◆ **YOUR INSTRUCTIONS**
Go through the data below and report how many lines contain "Enter"; the reply holds only that number.

◆ **RECORDS SHOWN**
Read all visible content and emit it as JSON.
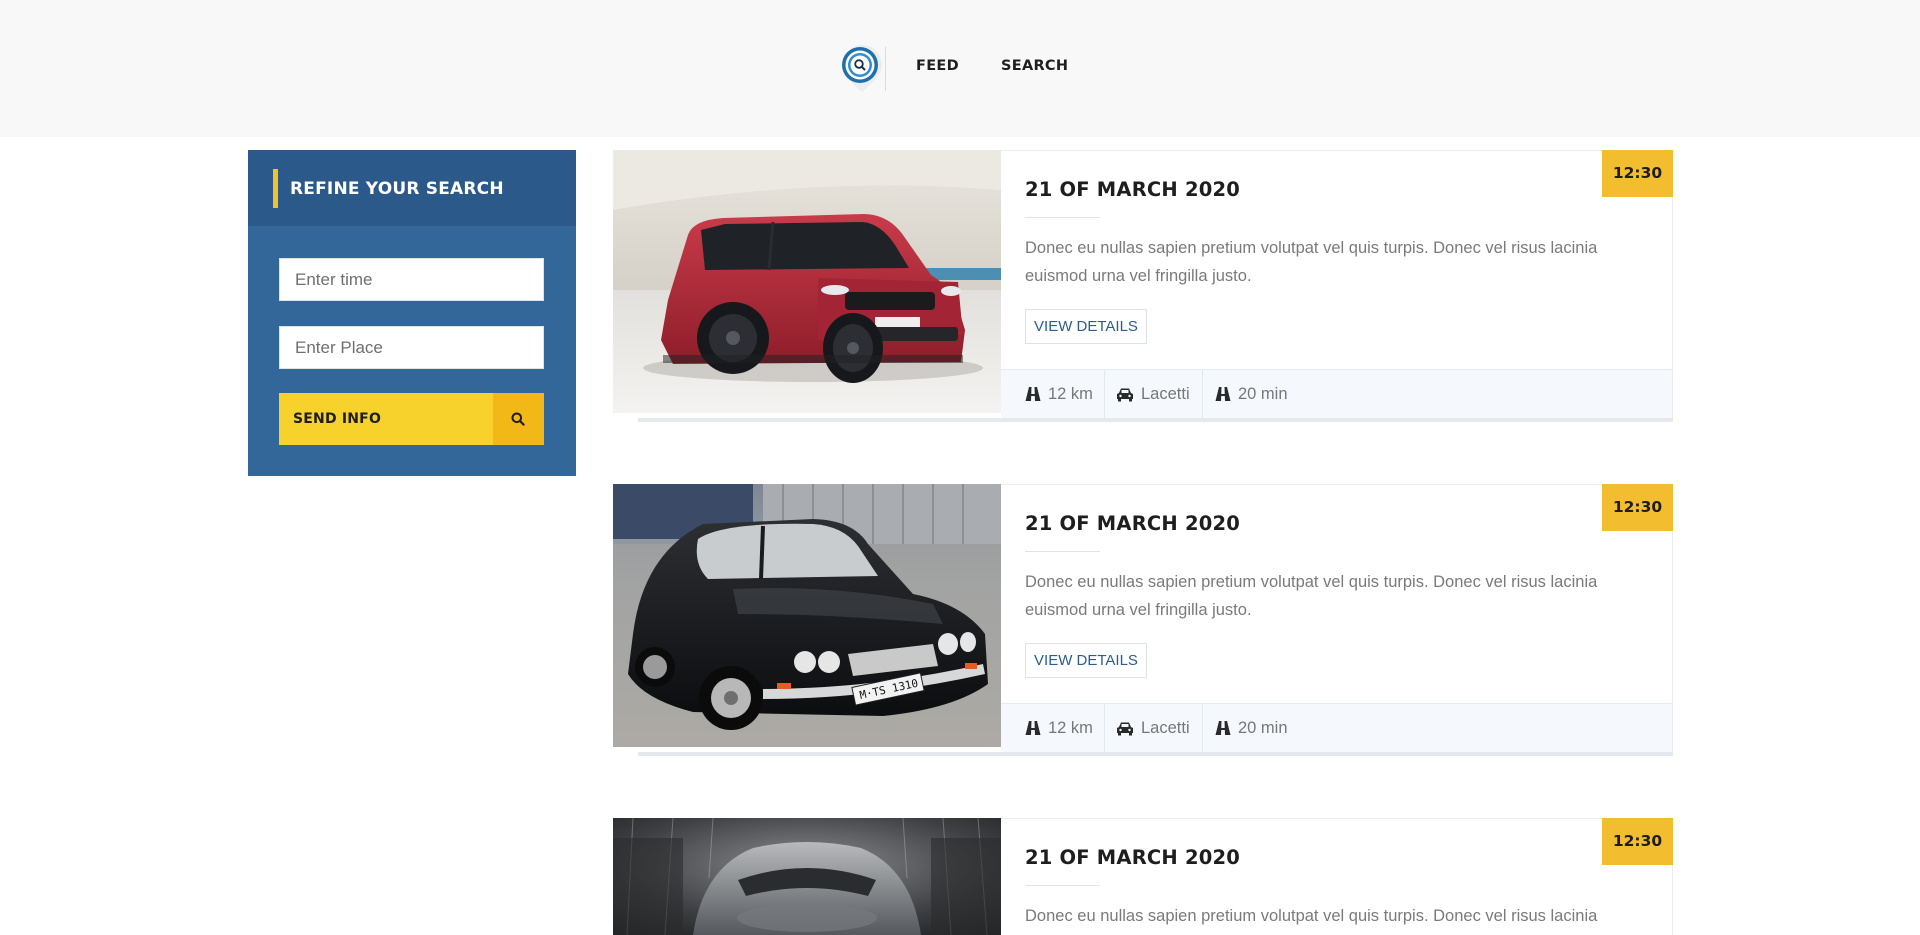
{
  "header": {
    "logo_icon": "location-pin-search-icon",
    "nav": [
      {
        "label": "FEED"
      },
      {
        "label": "SEARCH"
      }
    ]
  },
  "sidebar": {
    "title": "REFINE YOUR SEARCH",
    "time_placeholder": "Enter time",
    "place_placeholder": "Enter Place",
    "send_label": "SEND INFO",
    "send_icon": "search-icon"
  },
  "colors": {
    "sidebar_bg": "#336699",
    "accent_yellow": "#f7d12c",
    "badge_yellow": "#f3bd30",
    "link_blue": "#2c5d8e"
  },
  "cards": [
    {
      "image": "red-suv-photo",
      "date": "21 OF MARCH 2020",
      "time": "12:30",
      "description": "Donec eu nullas sapien pretium volutpat vel quis turpis. Donec vel risus lacinia euismod urna vel fringilla justo.",
      "details_label": "VIEW DETAILS",
      "distance": "12 km",
      "car": "Lacetti",
      "duration": "20 min"
    },
    {
      "image": "black-classic-coupe-photo",
      "date": "21 OF MARCH 2020",
      "time": "12:30",
      "description": "Donec eu nullas sapien pretium volutpat vel quis turpis. Donec vel risus lacinia euismod urna vel fringilla justo.",
      "details_label": "VIEW DETAILS",
      "distance": "12 km",
      "car": "Lacetti",
      "duration": "20 min"
    },
    {
      "image": "silver-sports-car-photo",
      "date": "21 OF MARCH 2020",
      "time": "12:30",
      "description": "Donec eu nullas sapien pretium volutpat vel quis turpis. Donec vel risus lacinia"
    }
  ]
}
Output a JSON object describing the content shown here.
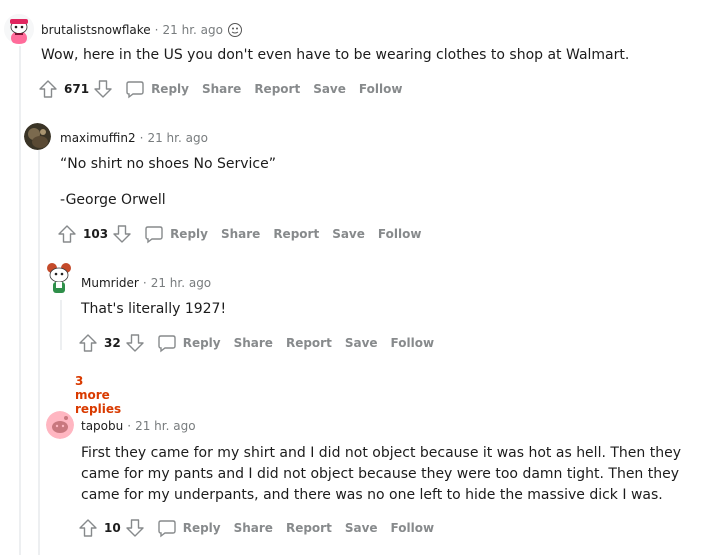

◆ **RESPONSE FOR THIS EXERCISE**
2